Much has been made about how different Lara Croft looks in the Definitive Version. And it's true, and noticeable throughout. Two screenshots I captured from PC and Xbox One:
(Note: I'm running the PC version on "Ultra" with TressFX turned off, so that's part of why her hair looks different in the screenshot above.)
A note on that image, since some have asked: The top image is indeed a screengrab from the PC version on ultra. That said, it was taken on my Nvidia PC, and the game is optimized for AMD. So, I took the same shot on my AMD rig (still on ultra settings), which you can check out here:
It looks a touch sharper, especially if you view it at full size. My goal in this section is really just to demonstrate how different Lara looks in the next-gen version of the game, not to try to do an in-depth graphics comparison. (The images are shrunken, after all.) Here's another comparison, taken from my AMD rig running on ultra.
She looks pretty different, a bit like they "re-cast" the game with a different actor. That said, I like it! Her face is more defined and easier to read. For a game that relies so heavily on getting us to identify with its protagonist, that's a good thing.
Stray Notes On The Other New Features
The Definitive Edition adds a few other features to both versions, but they're all pretty skippable. Still, some impressions:
- The game offers voice commands, which are activated through the Xbox One Kinect or PS4 Camera. I found the voice commands to be incredibly annoying in both versions, mostly because the game is far too sensitive. It kept pausing and unpausing as I spoke—the irony was my early exclamations about how good the game looked on PS4 caused it to freak out and pause. You can switch weapons or open the map with your voice, but who cares? After suffering through an hour of unintentional pausing and unpausing, I turned voice commands off for good.
- The Xbox One version offers a humorously un-useful "alternate camera" trick that works with the Kinect.

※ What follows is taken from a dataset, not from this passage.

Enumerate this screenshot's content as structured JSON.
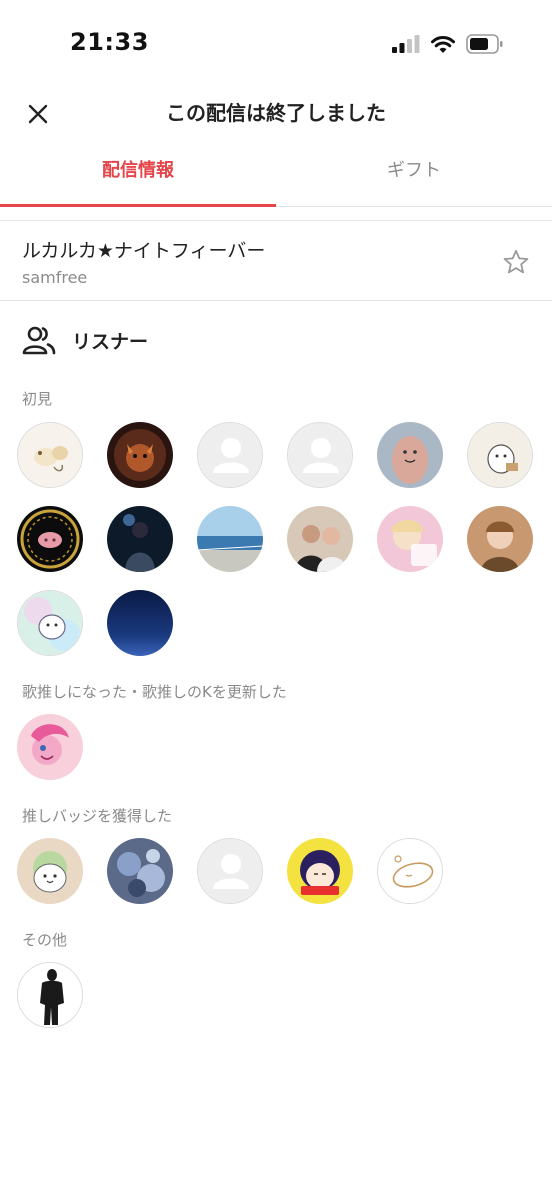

During some sequences, when a green camera icon pops up on screen, you can tilt your body to the side on the couch and view things from another angle. It's strange and awkward and pretty pointless, from what I've seen of it.
- The PS4 version of the game also has some fun with the DualShock 4's light bar, making it flicker red and orange when Lara holds a torch and causing it to flash white every time she shoots a gun. It's… silly. It didn't really add immersion to the game or anything, and it probably caused my controller's battery to drain faster.
- I should note that the PS4 version of the game has had a recurring technical issue for me, of the Error Code Ce-34878-0 variety. My save was never corrupted, but the game occasionally would crash or not load properly before giving me the error. It always has loaded fine after that, at least so far. Fingers crossed that keeps up. Since the error pops up on all manner of PS4 games, I get the sense that it's more Sony's issue than the fault of any specific game developer, but it still got me more than a few times.
So, there you have 'em - my (somewhat hurried, sorry!) impressions of Tomb Raider: Definitive Edition. It really is definitive, better-looking than it was on last-gen consoles or even PC. And if you're making a choice between the PS4 and Xbox One versions, the PS4 version easily wins out.
We'll have more on Tomb Raider: Definitive Edition soon.